July 10, 2010: Volume 12, Number 28

July 3, 2010: Volume 12, Number 27

June 26, 2010: Volume 12, Number 26

June 19, 2010: Volume 12, Number 25

June 12, 2010: Volume 12, Number 24

June 5, 2010: Volume 12, Number 23

TPM at The Register
IBM zEnterprise 196 mainframe due July 22

RNA rejiggers server memory pooling

HP, Red Hat chase Solaris shops

NASA and Rackspace open source cloud fluffer

Dell proposes settlement with SEC

AMD sales up but ink still red

Ellison loses bid for US basketball franchise

So long then, Windows 2000

Dell OEMs server management from Microsoft

Neon Software sells cut-down zPrime for IMS

IDC: Second quarter PC sales hit the bull's eye

Top Solaris developer flees Oracle

THIS ISSUE SPONSORED BY:

WorksRight Software
System i Developer
RJS Software Systems


Printer Friendly Version


TABLE OF CONTENTS
AAA Secures IBM i Server

It's My (De)fault That You're a Zero

Admin Alert: The Poor Manager's 5250 Single Sign-On

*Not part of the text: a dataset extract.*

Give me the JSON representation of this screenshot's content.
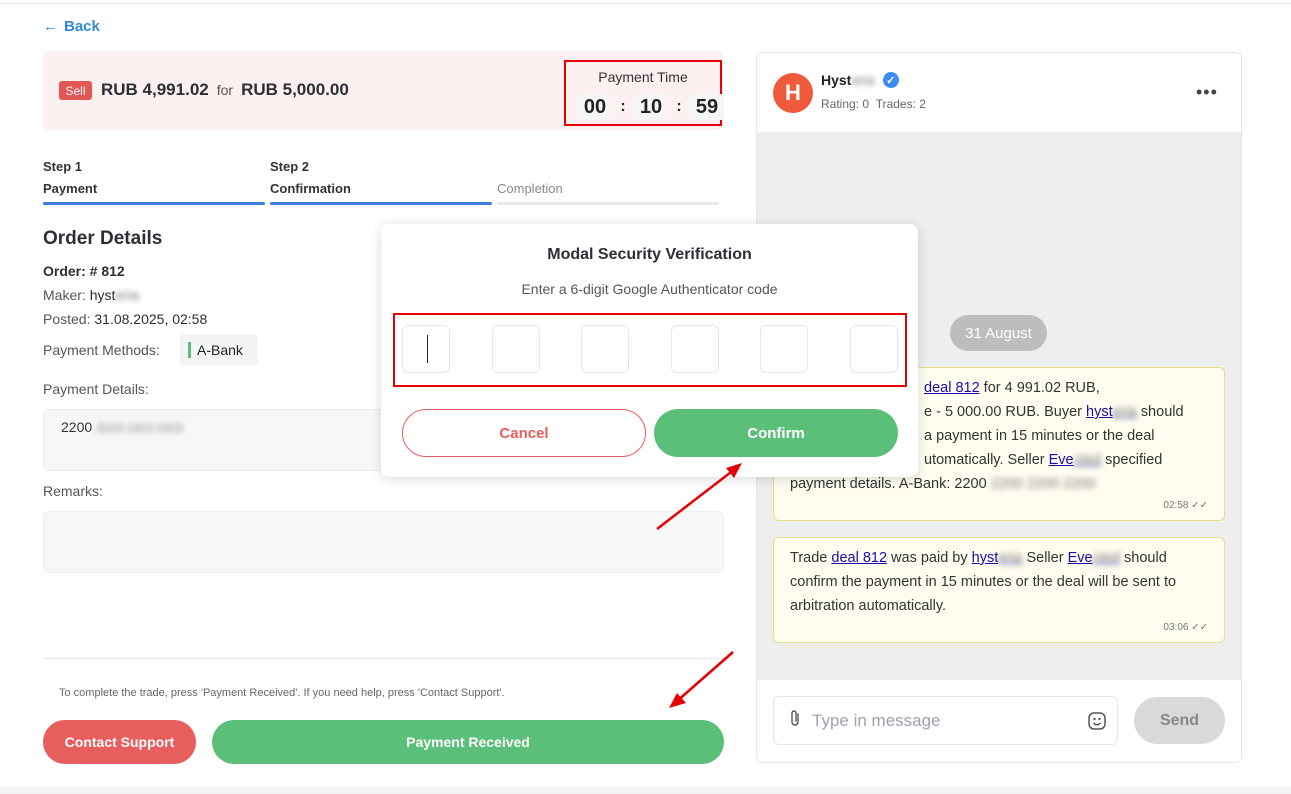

Four Hundred Guru

BACK ISSUES




 
Subscription Information:
You can unsubscribe, change your email address, or sign up for any of IT Jungle's free e-newsletters through our Web site at http://www.itjungle.com/sub/subscribe.html.

Copyright © 1996-2010 Guild Companies, Inc. All Rights Reserved.
Guild Companies, Inc., 50 Park Terrace East, Suite 8F, New York, NY 10034

Privacy Statement